◆ Exercise requirements ◆
Lines with the word "Chicken": copy all of them from the entries below.
::: Exercise material
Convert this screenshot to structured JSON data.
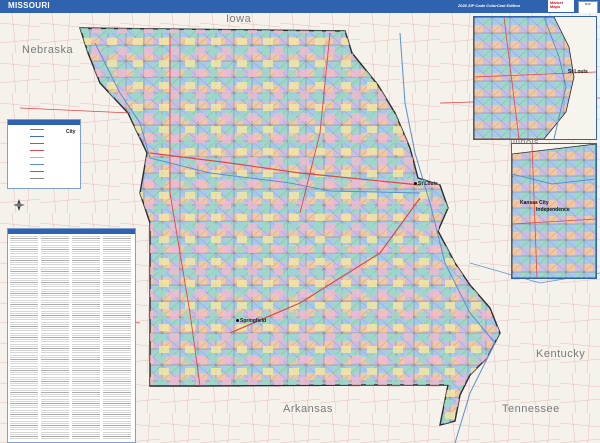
{
  "header": {
    "title": "MISSOURI",
    "edition": "2020 ZIP Code ColorCast Edition",
    "logo_text": "Market Maps",
    "badge_text": "MAP"
  },
  "map": {
    "state_labels": {
      "iowa": "Iowa",
      "nebraska": "Nebraska",
      "illinois": "Illinois",
      "kentucky": "Kentucky",
      "tennessee": "Tennessee",
      "arkansas": "Arkansas"
    },
    "cities": {
      "springfield": "Springfield",
      "st_louis": "St Louis",
      "kansas_city": "Kansas City",
      "independence": "Independence"
    },
    "colors": {
      "header": "#2f63b0",
      "missouri_boundary": "#2b2b2b",
      "highways": "#d94a4a",
      "county_blue": "#a9c9ea",
      "county_teal": "#9fd8c8",
      "county_peach": "#f2c9a6",
      "county_lavender": "#c9bfe6",
      "county_yellow": "#f2e7a6",
      "county_pink": "#f0bcd0"
    }
  },
  "legend": {
    "city_label": "City"
  },
  "compass": {
    "north": "N"
  }
}
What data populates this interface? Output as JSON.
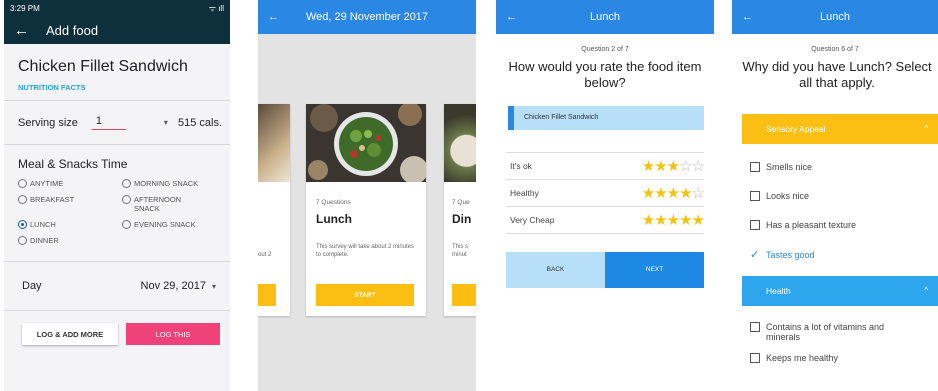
{
  "screen1": {
    "status_time": "3:29 PM",
    "status_icons": "ᯤ ıll",
    "back_icon": "←",
    "title": "Add food",
    "food_name": "Chicken Fillet Sandwich",
    "nutrition_link": "NUTRITION FACTS",
    "serving_label": "Serving size",
    "serving_value": "1",
    "serving_caret": "▾",
    "calories": "515 cals.",
    "meal_heading": "Meal & Snacks Time",
    "meal_options": [
      {
        "label": "ANYTIME",
        "selected": false
      },
      {
        "label": "MORNING SNACK",
        "selected": false
      },
      {
        "label": "BREAKFAST",
        "selected": false
      },
      {
        "label": "AFTERNOON SNACK",
        "selected": false
      },
      {
        "label": "LUNCH",
        "selected": true
      },
      {
        "label": "EVENING SNACK",
        "selected": false
      },
      {
        "label": "DINNER",
        "selected": false
      }
    ],
    "day_label": "Day",
    "day_value": "Nov 29, 2017",
    "day_caret": "▾",
    "log_more_label": "LOG & ADD MORE",
    "log_this_label": "LOG THIS"
  },
  "screen2": {
    "back_icon": "←",
    "title": "Wed, 29 November 2017",
    "left_card_desc": "out 2",
    "center_card": {
      "questions": "7 Questions",
      "title": "Lunch",
      "desc": "This survey will take about 2 minutes to complete.",
      "start_label": "START"
    },
    "right_card": {
      "questions": "7 Que",
      "title": "Din",
      "desc": "This s minut"
    }
  },
  "screen3": {
    "back_icon": "←",
    "title": "Lunch",
    "question_number": "Question 2 of 7",
    "question": "How would you rate the food item below?",
    "food_item": "Chicken Fillet Sandwich",
    "ratings": [
      {
        "label": "It's ok",
        "stars": 3
      },
      {
        "label": "Healthy",
        "stars": 4
      },
      {
        "label": "Very Cheap",
        "stars": 5
      }
    ],
    "back_label": "BACK",
    "next_label": "NEXT",
    "star_glyph": "★",
    "empty_star_glyph": "☆",
    "star_max": 5
  },
  "screen4": {
    "back_icon": "←",
    "title": "Lunch",
    "question_number": "Question 6 of 7",
    "question": "Why did you have Lunch? Select all that apply.",
    "sections": [
      {
        "title": "Sensory Appeal",
        "color": "#fbbf14",
        "chevron": "^",
        "items": [
          {
            "label": "Smells nice",
            "checked": false
          },
          {
            "label": "Looks nice",
            "checked": false
          },
          {
            "label": "Has a pleasant texture",
            "checked": false
          },
          {
            "label": "Tastes good",
            "checked": true
          }
        ]
      },
      {
        "title": "Health",
        "color": "#2ea6ee",
        "chevron": "^",
        "items": [
          {
            "label": "Contains a lot of vitamins and minerals",
            "checked": false
          },
          {
            "label": "Keeps me healthy",
            "checked": false
          }
        ]
      }
    ],
    "check_glyph": "✓"
  },
  "colors": {
    "dark_header": "#0e2f3c",
    "blue_header": "#2b87e4",
    "accent_pink": "#f0427a",
    "accent_yellow": "#fbbf14",
    "light_blue": "#b8dff8"
  }
}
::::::
◆ Exercise result ◆
    "food_name": "Chicken Fillet Sandwich",
    "food_item": "Chicken Fillet Sandwich",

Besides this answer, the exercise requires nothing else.